The Sharp Aquos LC60LE925X 3D LCD TV enters hard on the heals of its other ‘Quattron’ LED models, and shares with them a unique feature: four colours. Virtually all TVs generate their pictures using triplets of dots to make up the pixels. These are coloured red, green and blue. This TV adds yellow to the mix, potentially expanding the gamut (that is, range) of available colours.
The panel is backlit using Edge LEDs, allowing a thin 40mm unit. With its rounded corners and unbroken glass sheet across the entire front of the TV, it looks very attractive indeed.
The black levels were adequate, but not outstanding, and the default colour scheme tended, perhaps not surprisingly, just a little towards a yellow bias. This was quite adjustable, though, and overall the 2D picture quality was fine.
The 3D picture was problematic.
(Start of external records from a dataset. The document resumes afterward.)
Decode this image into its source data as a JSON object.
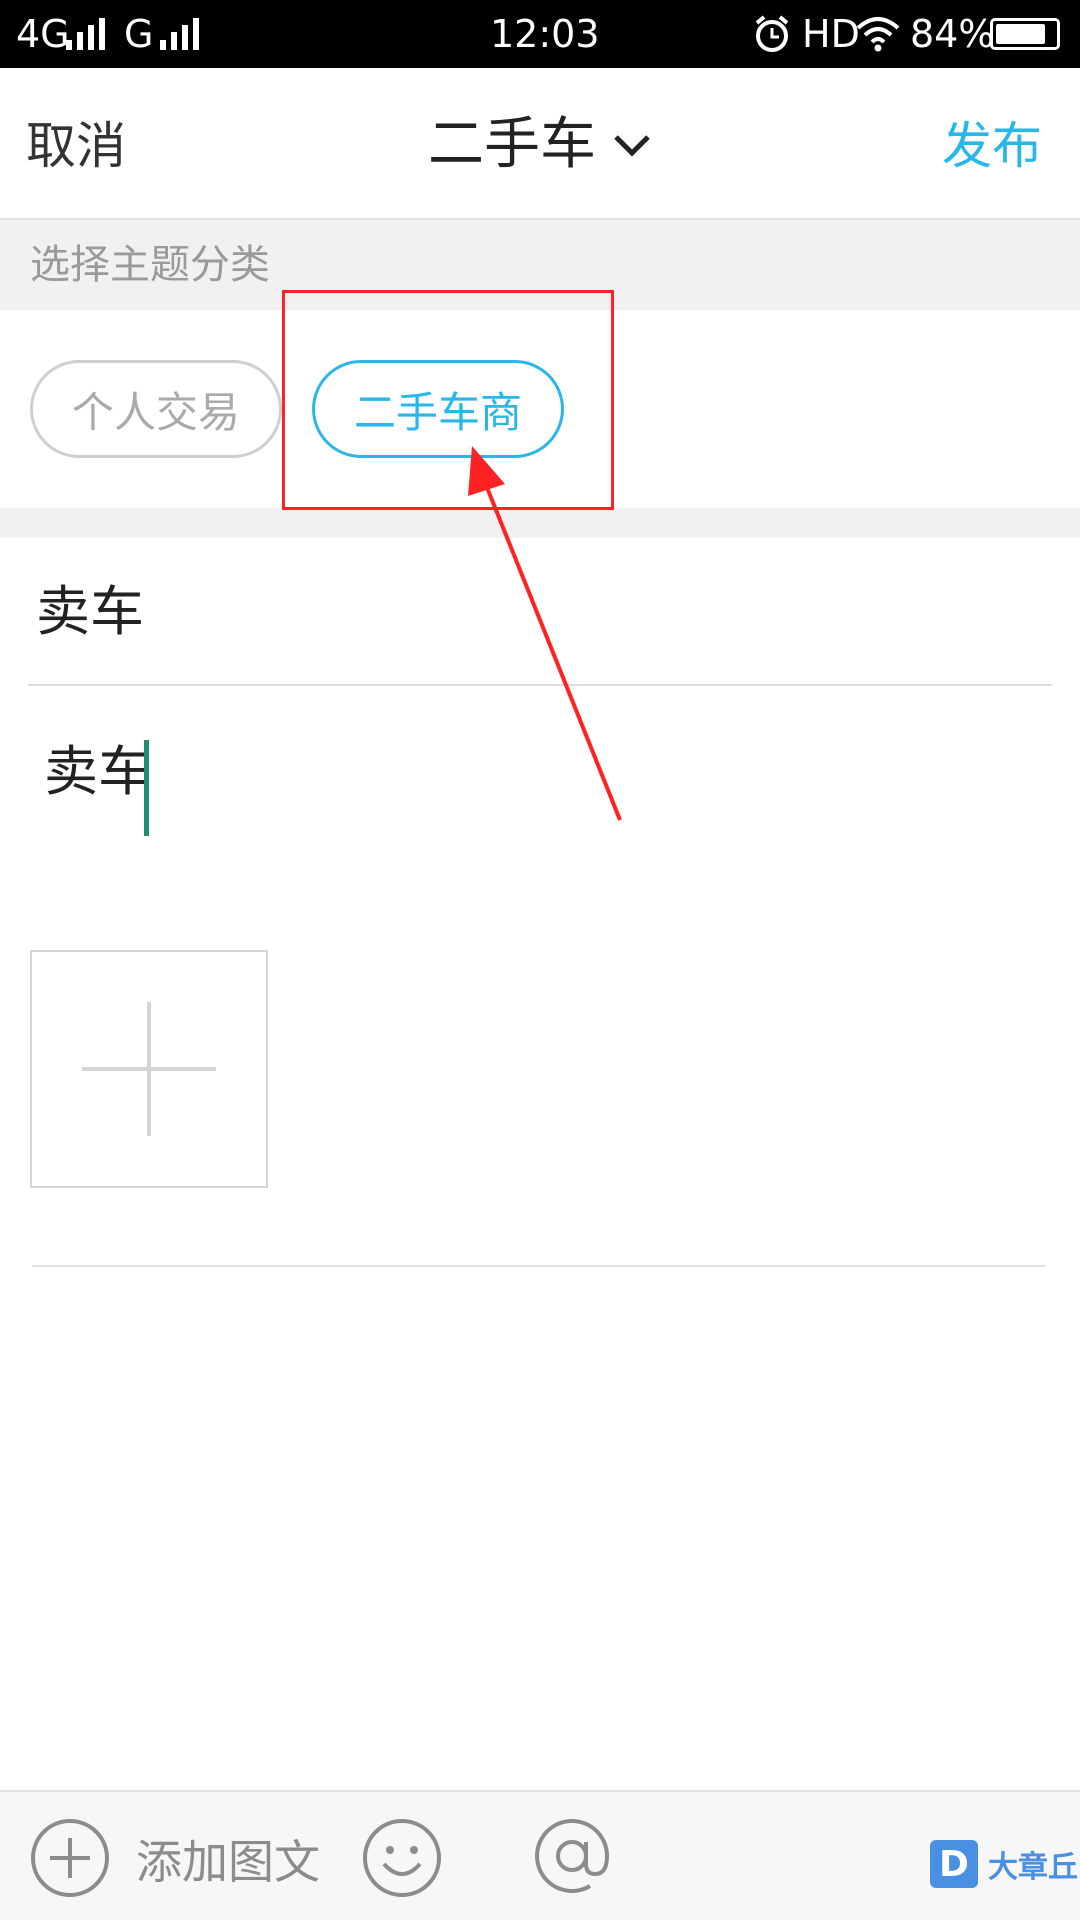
{
  "status_bar": {
    "network_1": "4G",
    "network_2": "G",
    "time": "12:03",
    "hd": "HD",
    "battery_percent": "84%",
    "battery_level": 0.84
  },
  "top_bar": {
    "cancel_label": "取消",
    "title": "二手车",
    "publish_label": "发布"
  },
  "category": {
    "header": "选择主题分类",
    "options": [
      "个人交易",
      "二手车商"
    ],
    "selected": "二手车商"
  },
  "form": {
    "title_value": "卖车",
    "content_value": "卖车"
  },
  "toolbar": {
    "add_label": "添加图文"
  },
  "watermark": {
    "badge": "D",
    "text": "大章丘"
  },
  "colors": {
    "accent": "#29b6e8",
    "annotation": "#ff2222",
    "caret": "#1f8f74"
  }
}
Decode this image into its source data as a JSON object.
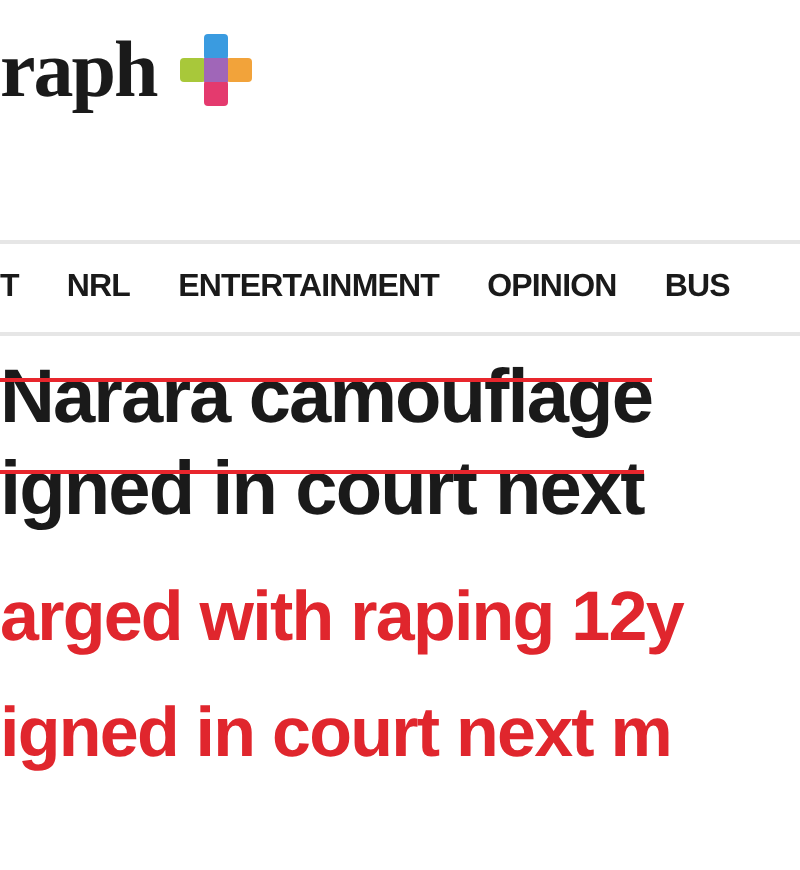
{
  "masthead": {
    "logo_text": "raph"
  },
  "nav": {
    "items": [
      {
        "label": "T"
      },
      {
        "label": "NRL"
      },
      {
        "label": "ENTERTAINMENT"
      },
      {
        "label": "OPINION"
      },
      {
        "label": "BUS"
      }
    ]
  },
  "headline": {
    "lines": [
      {
        "text": "Narara camouflage",
        "struck": true
      },
      {
        "text": "igned in court next",
        "struck": true
      }
    ]
  },
  "correction": {
    "lines": [
      "arged with raping 12y",
      "igned in court next m"
    ]
  }
}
The review unit had quite severe ghosting visible, both with darker coloured items on light backgrounds and vice versa. In the latter case (light on dark) there were times when parts of the image became quite confused, simply because of the overlapping ghosts in both eyes.
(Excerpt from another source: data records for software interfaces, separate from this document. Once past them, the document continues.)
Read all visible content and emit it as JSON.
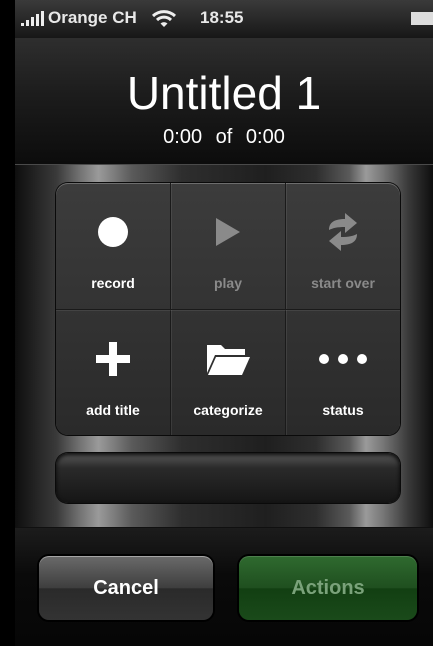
{
  "status_bar": {
    "carrier": "Orange CH",
    "time": "18:55",
    "icons": [
      "signal-icon",
      "wifi-icon",
      "battery-icon"
    ]
  },
  "header": {
    "title": "Untitled 1",
    "current_time": "0:00",
    "of_label": "of",
    "total_time": "0:00"
  },
  "grid": {
    "cells": [
      {
        "label": "record",
        "icon": "record-icon",
        "enabled": true
      },
      {
        "label": "play",
        "icon": "play-icon",
        "enabled": false
      },
      {
        "label": "start over",
        "icon": "start-over-icon",
        "enabled": false
      },
      {
        "label": "add title",
        "icon": "plus-icon",
        "enabled": true
      },
      {
        "label": "categorize",
        "icon": "folder-icon",
        "enabled": true
      },
      {
        "label": "status",
        "icon": "ellipsis-icon",
        "enabled": true
      }
    ]
  },
  "toolbar": {
    "cancel_label": "Cancel",
    "actions_label": "Actions"
  },
  "colors": {
    "actions_button": "#1f4f1f",
    "actions_text": "#7aa27a",
    "cancel_button": "#4a4a4a"
  }
}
The TV has an infrared transmitter built-in, and comes with one pair of 3D glasses. These use a rechargeable battery and are charged up by connecting them to the USB port on the TV. The TV supports 2D to 3D simulation.
The menu structure of the TV is a little unusual. Rather than overlaying the picture, the TV scales the picture down to about three-quarter size, pushing it to the bottom left, so that the main menu can be laid out across the top of the screen, and the submenu down the right side.
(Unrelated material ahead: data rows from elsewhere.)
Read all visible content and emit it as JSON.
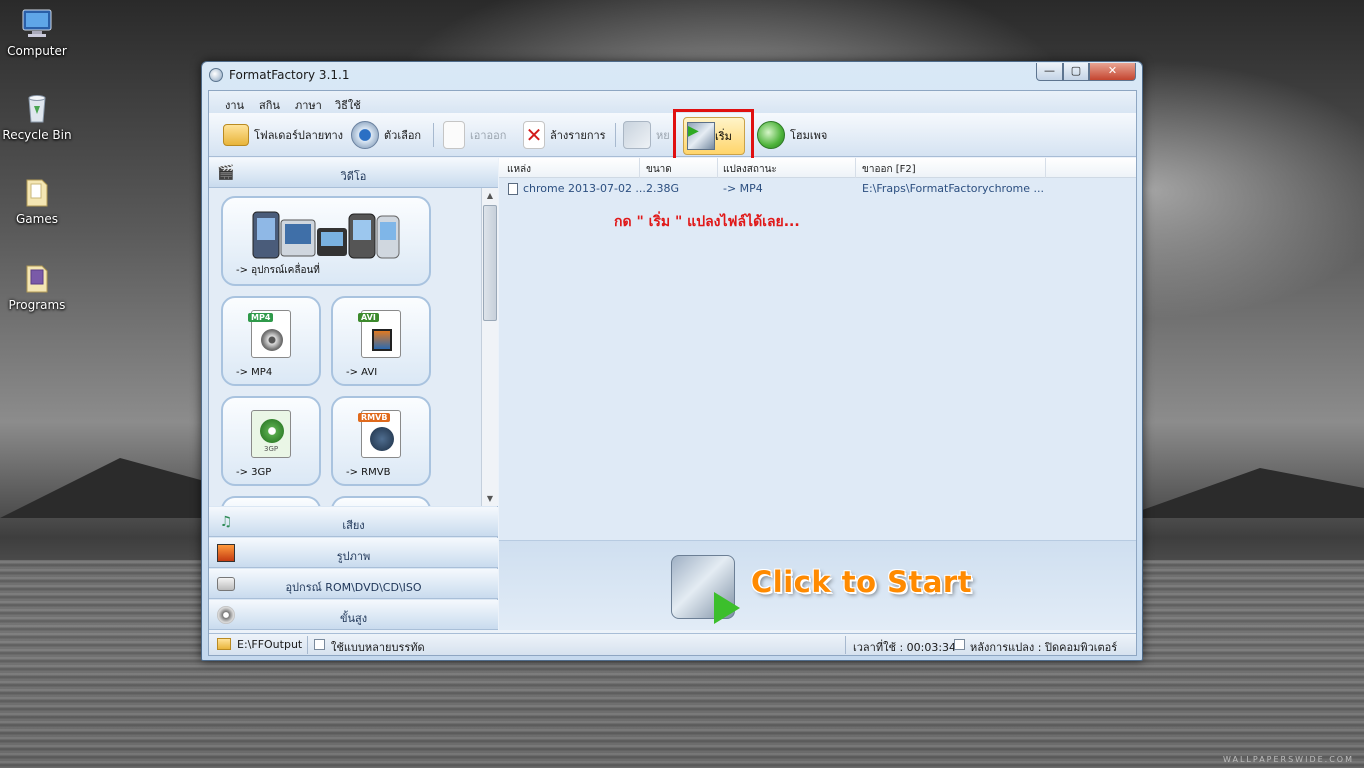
{
  "desktop": {
    "icons": [
      {
        "label": "Computer"
      },
      {
        "label": "Recycle Bin"
      },
      {
        "label": "Games"
      },
      {
        "label": "Programs"
      }
    ],
    "watermark": "WALLPAPERSWIDE.COM"
  },
  "window": {
    "title": "FormatFactory 3.1.1",
    "controls": {
      "minimize": "—",
      "maximize": "▢",
      "close": "✕"
    }
  },
  "menu": {
    "items": [
      "งาน",
      "สกิน",
      "ภาษา",
      "วิธีใช้"
    ]
  },
  "toolbar": {
    "output_folder": "โฟลเดอร์ปลายทาง",
    "options": "ตัวเลือก",
    "remove": "เอาออก",
    "clear_list": "ล้างรายการ",
    "stop": "หย",
    "start": "เริ่ม",
    "homepage": "โฮมเพจ"
  },
  "left_panel": {
    "video_category": "วิดีโอ",
    "tiles": [
      {
        "label": "-> อุปกรณ์เคลื่อนที่"
      },
      {
        "label": "-> MP4",
        "badge": "MP4"
      },
      {
        "label": "-> AVI",
        "badge": "AVI"
      },
      {
        "label": "-> 3GP",
        "badge": "3GP"
      },
      {
        "label": "-> RMVB",
        "badge": "RMVB"
      }
    ],
    "categories": [
      {
        "label": "เสียง",
        "icon": "music-icon"
      },
      {
        "label": "รูปภาพ",
        "icon": "picture-icon"
      },
      {
        "label": "อุปกรณ์ ROM\\DVD\\CD\\ISO",
        "icon": "disc-drive-icon"
      },
      {
        "label": "ขั้นสูง",
        "icon": "advanced-icon"
      }
    ]
  },
  "task_list": {
    "columns": [
      "แหล่ง",
      "ขนาด",
      "แปลงสถานะ",
      "ขาออก [F2]"
    ],
    "rows": [
      {
        "source": "chrome 2013-07-02 ...",
        "size": "2.38G",
        "status": "-> MP4",
        "output": "E:\\Fraps\\FormatFactorychrome ..."
      }
    ],
    "annotation": "กด \" เริ่ม \" แปลงไฟล์ได้เลย..."
  },
  "start_area": {
    "label": "Click to Start"
  },
  "status_bar": {
    "output_path": "E:\\FFOutput",
    "multithread_label": "ใช้แบบหลายบรรทัด",
    "elapsed": "เวลาที่ใช้ : 00:03:34",
    "after_convert": "หลังการแปลง : ปิดคอมพิวเตอร์"
  },
  "colors": {
    "annotation": "#e01818",
    "click_to_start": "#ff8a00",
    "highlight_box": "#e01010"
  }
}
The TV supports multimedia playback from USB and Digital Living Network Alliance-compliant networks. However it lacks the wider Internet capabilities available from some of the other TVs.